That cute, cuddly ball of fluff is irresistible. Kitten issues are complex and emotional at best. Some people feel that all kittens should be socialized and placed into homes. Others realize that if we removed all the kittens from the streets, there aren’t enough homes. Resources are limited, they think, so why not save a litter at the pound that would certainly be killed. Other people feel it’s wrong to fix and return kittens.
At Stray Cat Alliance, we know it’s worse to simply do nothing. Kittens in a safe, well-fed colony can have quality of life. Their mothers will teach them to stay safe. You see, cats have complex family systems and we respect that. If kittens are sick, then of course we must help. We believe it is also moral and ethical to fix kittens and put them back. Don’t let the worry of “what in the world am I going to do with the kittens?” stop you from trapping.
Some volunteers secretly hope that if they trap, they won’t catch kittens because there’s no place for them. Others don’t trap at all because of this. Please get out there and “fix away!” If you trap kittens weighing approximately two pounds or less, make sure your veterinarian is knowledgeable about early-age spay and neuter. Do get them fixed—for the greater good of cats.
Kittens are usually fully weaned at around four to five weeks, a good time to start socializing them, which takes a few days. Kittens not exposed to humans early on learn from their mothers and quickly become feral. If their mothers are tame, the kittens are usually easier to socialize but still require human touch to be completely comfortable. Socializing is harder if they still live in their colonies.
• Under one week: Eyes are shut, ears flat to head and skin appears “pinkish.” Part of umbilical cord may still be attached.
• One week to ten days: Eyes begin to open but ears are still flat. A kitten this age is smaller than an adult hand.
• Three weeks: Eyes are fully open, ears are erect and teeth are visible. Kittens are just learning to walk and very wobbly.
• Four to five weeks: Eyes have changed from blue to another color. Kittens have begun to pounce and leap and to eat solid food.
• Eight weeks: Kittens this age weigh approximately two pounds. If they have not been exposed to humans, they will likely be feral.
Now that you know the age and stage of your kitten clan, here’s what you need to know to encourage them to grow into outgoing, affectionate felines that will steal a cat lover’s heart:
• Confine kittens initially in a dog crate or cage for more space or try a bathroom with toilet seat down and cabinets closed.
• Don’t let feral kittens run loose in your house! Tiny babies can hide in tiny spaces and it goes without saying (but we will): They’re hard to locate and coax out.
• It’s tough, but if you have more than one kitten from a litter, separate them. Left together, the kittens will bond with each other instead of with people.

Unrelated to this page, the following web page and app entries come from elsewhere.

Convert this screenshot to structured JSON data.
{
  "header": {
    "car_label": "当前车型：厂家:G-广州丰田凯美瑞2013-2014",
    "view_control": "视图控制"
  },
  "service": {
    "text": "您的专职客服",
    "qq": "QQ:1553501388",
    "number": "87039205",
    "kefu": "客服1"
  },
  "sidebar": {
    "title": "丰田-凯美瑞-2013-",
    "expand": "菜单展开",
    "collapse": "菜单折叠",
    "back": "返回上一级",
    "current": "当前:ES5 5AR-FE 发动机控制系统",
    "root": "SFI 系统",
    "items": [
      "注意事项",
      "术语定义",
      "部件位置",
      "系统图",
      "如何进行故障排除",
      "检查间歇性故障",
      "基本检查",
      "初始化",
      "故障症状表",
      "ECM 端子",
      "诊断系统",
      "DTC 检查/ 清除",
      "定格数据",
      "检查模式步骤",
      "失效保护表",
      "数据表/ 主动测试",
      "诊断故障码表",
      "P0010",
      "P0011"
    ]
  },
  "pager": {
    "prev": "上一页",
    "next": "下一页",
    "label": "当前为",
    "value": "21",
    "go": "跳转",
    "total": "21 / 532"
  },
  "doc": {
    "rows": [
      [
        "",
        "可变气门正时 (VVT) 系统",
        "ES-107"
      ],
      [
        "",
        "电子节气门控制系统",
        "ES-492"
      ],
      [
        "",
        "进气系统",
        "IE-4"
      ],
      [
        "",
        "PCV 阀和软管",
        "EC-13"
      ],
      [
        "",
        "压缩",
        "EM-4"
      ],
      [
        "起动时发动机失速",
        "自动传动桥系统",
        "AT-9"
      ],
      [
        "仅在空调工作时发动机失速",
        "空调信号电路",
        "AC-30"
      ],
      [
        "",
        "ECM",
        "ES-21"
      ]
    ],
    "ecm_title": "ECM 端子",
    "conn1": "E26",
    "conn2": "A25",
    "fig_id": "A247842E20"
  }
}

• Don’t try to handle a truly feral kitten that hisses and spits at you for the first few days. Visit the kitten frequently, always moving slowly, and talk softly to it. Reassure it that all is well.
• After the kitten calms down, begin handling—you know you want to! Wrap the kitten in a towel and find a comfortable place to sit with kitten on your lap. Enjoy. If you can pet now, terrific, but otherwise, give it time.

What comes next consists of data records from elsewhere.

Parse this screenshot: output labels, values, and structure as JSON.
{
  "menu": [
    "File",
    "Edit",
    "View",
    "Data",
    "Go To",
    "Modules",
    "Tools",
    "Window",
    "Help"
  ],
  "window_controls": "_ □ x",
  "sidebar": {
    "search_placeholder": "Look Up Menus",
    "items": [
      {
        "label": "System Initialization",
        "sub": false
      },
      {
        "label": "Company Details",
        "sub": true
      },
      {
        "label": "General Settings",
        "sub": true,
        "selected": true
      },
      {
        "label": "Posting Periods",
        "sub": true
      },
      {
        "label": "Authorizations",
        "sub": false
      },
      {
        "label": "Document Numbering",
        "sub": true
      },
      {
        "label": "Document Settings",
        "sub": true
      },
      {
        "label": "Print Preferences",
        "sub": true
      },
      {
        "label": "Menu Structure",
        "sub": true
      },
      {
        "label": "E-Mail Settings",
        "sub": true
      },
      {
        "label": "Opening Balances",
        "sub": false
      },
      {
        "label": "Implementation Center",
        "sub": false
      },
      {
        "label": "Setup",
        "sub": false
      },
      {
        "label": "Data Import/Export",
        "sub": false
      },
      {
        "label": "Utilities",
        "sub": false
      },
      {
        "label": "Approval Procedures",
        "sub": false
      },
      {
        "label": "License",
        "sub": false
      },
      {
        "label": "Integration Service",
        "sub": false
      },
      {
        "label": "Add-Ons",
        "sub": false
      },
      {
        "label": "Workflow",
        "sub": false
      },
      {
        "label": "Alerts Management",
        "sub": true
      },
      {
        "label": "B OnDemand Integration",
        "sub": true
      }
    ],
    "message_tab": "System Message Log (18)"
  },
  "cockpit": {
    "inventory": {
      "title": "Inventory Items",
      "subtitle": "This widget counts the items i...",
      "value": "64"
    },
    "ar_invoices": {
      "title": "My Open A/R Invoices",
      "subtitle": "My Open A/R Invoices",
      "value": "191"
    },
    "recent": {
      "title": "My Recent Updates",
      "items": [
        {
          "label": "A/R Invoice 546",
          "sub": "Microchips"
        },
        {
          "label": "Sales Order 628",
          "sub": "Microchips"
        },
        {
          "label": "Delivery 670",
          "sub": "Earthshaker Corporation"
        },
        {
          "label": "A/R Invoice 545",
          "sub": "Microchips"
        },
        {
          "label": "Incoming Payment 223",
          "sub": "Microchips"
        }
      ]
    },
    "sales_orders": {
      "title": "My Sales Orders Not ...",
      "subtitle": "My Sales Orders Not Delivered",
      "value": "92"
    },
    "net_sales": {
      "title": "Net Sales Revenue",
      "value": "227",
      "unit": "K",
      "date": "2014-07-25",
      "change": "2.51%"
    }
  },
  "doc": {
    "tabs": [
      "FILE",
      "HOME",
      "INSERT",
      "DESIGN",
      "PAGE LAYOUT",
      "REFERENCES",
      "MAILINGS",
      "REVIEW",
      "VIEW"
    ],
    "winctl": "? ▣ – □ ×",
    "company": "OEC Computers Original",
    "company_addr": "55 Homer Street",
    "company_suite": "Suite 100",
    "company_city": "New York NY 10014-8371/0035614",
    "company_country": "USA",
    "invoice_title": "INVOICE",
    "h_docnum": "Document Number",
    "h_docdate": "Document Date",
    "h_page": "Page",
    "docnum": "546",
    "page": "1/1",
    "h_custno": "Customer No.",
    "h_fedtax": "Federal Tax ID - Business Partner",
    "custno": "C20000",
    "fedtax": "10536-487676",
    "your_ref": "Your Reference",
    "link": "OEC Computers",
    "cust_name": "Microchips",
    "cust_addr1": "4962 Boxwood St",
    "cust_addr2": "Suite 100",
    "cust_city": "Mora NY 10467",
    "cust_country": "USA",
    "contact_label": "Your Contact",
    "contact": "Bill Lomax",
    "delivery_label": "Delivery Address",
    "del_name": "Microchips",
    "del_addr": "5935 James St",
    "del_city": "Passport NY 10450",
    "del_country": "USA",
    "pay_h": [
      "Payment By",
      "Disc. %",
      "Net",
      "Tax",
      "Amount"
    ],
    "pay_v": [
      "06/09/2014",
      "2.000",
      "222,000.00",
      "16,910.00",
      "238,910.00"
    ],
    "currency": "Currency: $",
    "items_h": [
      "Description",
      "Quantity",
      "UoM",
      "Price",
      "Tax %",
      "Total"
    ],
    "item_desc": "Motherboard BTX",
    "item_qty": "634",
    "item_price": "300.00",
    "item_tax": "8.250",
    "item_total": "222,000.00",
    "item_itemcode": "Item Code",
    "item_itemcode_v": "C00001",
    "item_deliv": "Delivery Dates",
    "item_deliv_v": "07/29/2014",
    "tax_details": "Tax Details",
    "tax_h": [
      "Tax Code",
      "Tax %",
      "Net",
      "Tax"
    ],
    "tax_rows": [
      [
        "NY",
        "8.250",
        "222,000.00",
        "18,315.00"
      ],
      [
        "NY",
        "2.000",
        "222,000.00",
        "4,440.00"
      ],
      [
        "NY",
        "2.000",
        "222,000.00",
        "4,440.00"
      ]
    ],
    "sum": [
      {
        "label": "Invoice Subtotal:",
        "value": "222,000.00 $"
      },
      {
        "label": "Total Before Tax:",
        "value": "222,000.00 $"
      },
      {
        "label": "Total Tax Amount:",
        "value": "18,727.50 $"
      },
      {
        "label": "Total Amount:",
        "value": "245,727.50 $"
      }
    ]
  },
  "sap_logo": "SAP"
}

• Food is your incentive for taming. Start by feeding the kitten baby food or “wet” cat food on a spoon, delivered through the cage.

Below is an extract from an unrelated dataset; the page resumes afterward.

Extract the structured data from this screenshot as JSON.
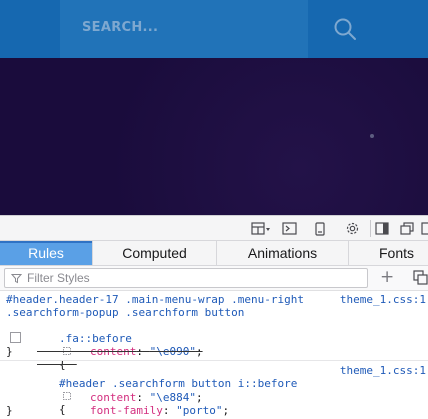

• Next, offer baby food or wet food on your finger. If the kitten doesn’t accept it, then dab a tiny bit on the end of its nose. The kitten will lick it off and want more.
• This is your chance: gradually pet the kitten’s face, chin, and behind the ears while you talk softly.
• Leave a television or radio on a few hours a day, but not too loud, so kittens get used to human voices.
• Aim for several feeding/petting sessions of 15 to 20 minutes as often as possible.
• Play and resulting interaction with you can hasten the taming process. Use a string or cat toy for the kitten to chase. It’s tempting, but don’t let the kitten bite, scratch or play with your hand.
• Once the kitten no longer runs away from you and instead seeks your attention, confine it to a kitten-proofed room rather than a cage. Always watch for dangerous electrical or blind cords and other household hazards. Think: Could my kitten “get into this?”
• Encourage friends to handle feral kittens frequently. They typically bond with one person so exposure to others is a critical part of their socialization process.